By William K. Black
Quito: April Fools’ Day 2015
The odious New York Times “brand” (DealBook) managed in its lead sentence to show that how complete its pro-CEO banker bias is and how that bias prevents it from getting even the most basic aspects of our recurrent crises correct. The April Fools’ Day article is entitled “S.E.C. Fires Warning Shot About Confidentiality Agreements.”
“A sound that delights regulators and strikes fear in corporations — employees’ blowing the whistle on wrongdoing — is poised to become louder.”
First, corporations are not people and they never feel “fear.” Second, if corporations were capable of emotion, they would be delighted by whistleblowers. Third, the fact that the abject Ben Protess thinks that “blowing the whistle on wrongdoing” “strikes fear” in “corporations” reveals what he thinks of the honesty of corporate CEOs.
Honest CEOs would do everything possible to encourage their employees “to become louder” in “blowing the whistle on wrongdoing” at the corporation. They would be delighted when employees blew the whistle and promptly follow-up and end the wrongdoing.
This obvious fact never passes Protess’ mind – because he expects the CEOs to “fear” the revelations of corporate “wrongdoing” due to the fact that they are leading the wrongdoing. So Protess never asks what we can infer from the fact that many CEOs are rushing to deter and suppress whistleblowers. This also explains the massive industry effort led by CEOs to bar employees under the SEC whistleblowing program from reporting wrongdoing to the SEC. Dishonest CEOs are desperate to ensure that any whistles be blown internally. This allows the CEO to know that his frauds have been discovered and permits him and his defense to destroy incriminating evidence and attempt to deter and discredit the whistleblowers through retaliation and smear campaigns.
Securities frauds are led overwhelmingly by the CEO and CFO, as COSO reported. COSO (aka “Treadway”) is dominated by professionals who are pro-corporate and pro-top tier audit firm. This makes it findings in its 2010 report particularly damning.
“COSO sponsored this study, Fraudulent Financial Reporting: 1998-2007, to provide a comprehensive analysis of fraudulent financial reporting occurrences investigated by the U.S. Securities and Exchange Commission (SEC) between January 1998 and December 2007. This study updates our understanding of fraud since COSO’s 1999 issuance of Fraudulent Financial Reporting: 1987-1997. Some of the more critical findings of the present study are:
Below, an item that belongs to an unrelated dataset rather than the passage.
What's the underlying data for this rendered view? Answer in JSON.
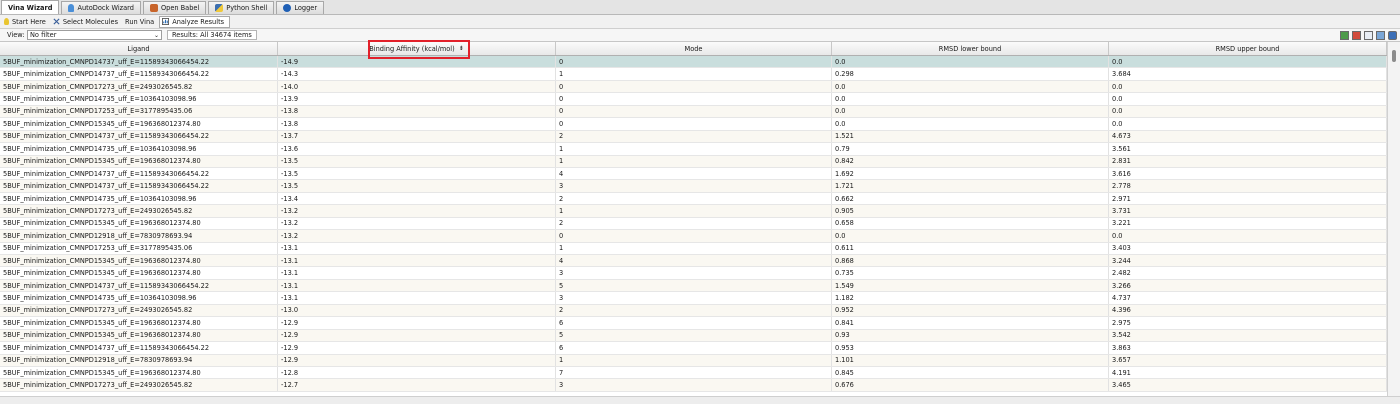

There were 347 alleged cases of public company fraudulent financial reporting from 1998 to 2007, versus 294 cases from 1987 to 1997. Consistent with the high-profile frauds at Enron, WorldCom, etc., the dollar magnitude of fraudulent financial reporting soared in the last decade, with total cumulative misstatement or misappropriation of nearly $120 billion across 300 fraud cases with available information (mean of nearly $400 million per case). This compares to a mean of $25 million per sample fraud in COSO’s 1999 study. While the largest frauds of the early 2000s skewed the 1998-2007 total and mean cumulative misstatement or misappropriation upward, the median fraud of $12.05 million in the present study also was nearly three times larger than the median fraud of $4.1 million in the 1999 COSO study.
The SEC named the CEO and/or CFO for some level of involvement in 89 percent of the fraud cases, up from 83 percent of cases in 1987-1997. Within two years of the completion of the SEC’s investigation, about 20 percent of CEOs/CFOs had been indicted and over 60 percent of those indicted were convicted.”
We, of course, did not learn the lessons of the Enron-era epidemics of accounting control fraud. While there was a brief flurry of regulation (SOX) and prosecutions, by 2003, the global financial regulatory “race to the bottom” super-charged the three “de’s” – deregulation, desupervision, and de facto decriminalization. This, along with perverse executive and professional compensation and the death of true financial partnerships created the criminogenic environments that produced the three most destructive financial fraud epidemics that drove the financial crisis.
If corporations could feel “fear” their principal fear would be “looting” by their two senior officers because they would know that they had no meaningful protections against being looted by their controlling officers. Only regulators and whistleblowers can protect the corporation from fraudulent controlling officers. So DealBook got its article on whistleblowing 180 degrees wrong.
Great point and posting, Prof. Black.
Might we humbly suggest that the second “de” be “dereliction” — as in dereliction of duty to supervise, etc …?